Chrysler and Suzuki, the two main proponents of such deals in the U.S., are seeing a strong response to their offers, but analysts think the sales surge won't last. The current high fuel prices are increasing awareness of America's wasteful energy usage habits, and buyers could see the fixed-price fuel incentive as in irresponsible push to use even more at a time when the right thing to do may be to cut back fuel consumption, according to MSNBC.
More to the point, the fixed-price and free-gas deals have limits and conditions that cap the value of the program to the buyer. In the long run, car shoppers could save more with a low or 0% interest rate or a cash rebate. Suzuki's free fuel offer also requires buyers to take a 0% APR, which improves the math of the deal, but a rebate could still come out on top if it is substantial.
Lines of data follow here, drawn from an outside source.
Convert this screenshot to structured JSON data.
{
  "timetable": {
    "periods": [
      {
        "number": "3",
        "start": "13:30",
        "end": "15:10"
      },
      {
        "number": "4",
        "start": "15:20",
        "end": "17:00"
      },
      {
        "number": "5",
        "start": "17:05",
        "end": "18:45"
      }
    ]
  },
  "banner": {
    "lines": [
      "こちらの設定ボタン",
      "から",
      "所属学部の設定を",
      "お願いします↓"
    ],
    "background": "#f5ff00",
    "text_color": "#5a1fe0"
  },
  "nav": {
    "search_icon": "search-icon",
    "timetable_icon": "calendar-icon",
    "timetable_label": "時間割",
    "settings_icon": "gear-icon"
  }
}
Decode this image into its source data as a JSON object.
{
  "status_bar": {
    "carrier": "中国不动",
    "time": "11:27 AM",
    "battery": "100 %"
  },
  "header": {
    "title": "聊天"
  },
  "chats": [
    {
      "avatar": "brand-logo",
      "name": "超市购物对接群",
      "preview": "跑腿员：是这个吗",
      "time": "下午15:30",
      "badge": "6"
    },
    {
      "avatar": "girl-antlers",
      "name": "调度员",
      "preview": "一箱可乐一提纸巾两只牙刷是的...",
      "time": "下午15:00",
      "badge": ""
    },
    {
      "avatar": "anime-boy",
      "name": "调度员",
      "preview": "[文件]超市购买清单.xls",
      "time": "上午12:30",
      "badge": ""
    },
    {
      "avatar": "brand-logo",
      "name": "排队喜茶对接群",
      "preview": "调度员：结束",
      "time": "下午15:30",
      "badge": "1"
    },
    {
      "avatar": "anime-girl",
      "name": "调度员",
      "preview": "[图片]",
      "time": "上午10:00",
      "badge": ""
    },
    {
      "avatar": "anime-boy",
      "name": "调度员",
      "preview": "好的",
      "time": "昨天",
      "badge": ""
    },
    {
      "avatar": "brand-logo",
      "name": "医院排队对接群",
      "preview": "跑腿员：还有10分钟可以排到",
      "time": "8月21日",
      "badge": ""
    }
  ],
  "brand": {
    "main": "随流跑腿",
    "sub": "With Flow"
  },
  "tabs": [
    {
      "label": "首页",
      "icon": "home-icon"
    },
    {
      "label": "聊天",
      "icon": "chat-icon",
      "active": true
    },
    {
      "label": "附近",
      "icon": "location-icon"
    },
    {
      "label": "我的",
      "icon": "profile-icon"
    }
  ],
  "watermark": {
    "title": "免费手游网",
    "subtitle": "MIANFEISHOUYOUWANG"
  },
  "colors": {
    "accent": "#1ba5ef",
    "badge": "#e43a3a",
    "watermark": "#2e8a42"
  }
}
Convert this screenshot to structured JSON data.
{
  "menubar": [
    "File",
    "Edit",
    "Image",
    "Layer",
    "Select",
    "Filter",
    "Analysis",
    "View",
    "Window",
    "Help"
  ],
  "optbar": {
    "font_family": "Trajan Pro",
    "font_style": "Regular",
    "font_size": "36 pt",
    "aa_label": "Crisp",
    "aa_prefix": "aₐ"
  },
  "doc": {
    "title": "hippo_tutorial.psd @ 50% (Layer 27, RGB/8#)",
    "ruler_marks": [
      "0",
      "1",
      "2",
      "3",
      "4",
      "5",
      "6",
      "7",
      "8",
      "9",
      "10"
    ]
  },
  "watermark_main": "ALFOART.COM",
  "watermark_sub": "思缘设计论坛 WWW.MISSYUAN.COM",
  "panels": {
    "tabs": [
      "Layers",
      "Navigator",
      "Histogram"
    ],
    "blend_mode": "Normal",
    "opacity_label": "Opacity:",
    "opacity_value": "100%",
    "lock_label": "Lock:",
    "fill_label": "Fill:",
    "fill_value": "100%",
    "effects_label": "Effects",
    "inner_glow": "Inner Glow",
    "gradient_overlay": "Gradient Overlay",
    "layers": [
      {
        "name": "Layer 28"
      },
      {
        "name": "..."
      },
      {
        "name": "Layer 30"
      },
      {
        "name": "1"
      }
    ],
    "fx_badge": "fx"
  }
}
So far consumers that have taken the Chrysler fuel deal have done so mostly on the maker's smaller, more efficient cars, indicating those buyers are trying to maximize their fuel budgets by doing so. Suzuki's line is already populated by several fuel-efficient cars, and the analysts think the company may be making the offer in an effort to boost its brand recognition rather to help move dated and inefficient vehicles like Chrysler is doing.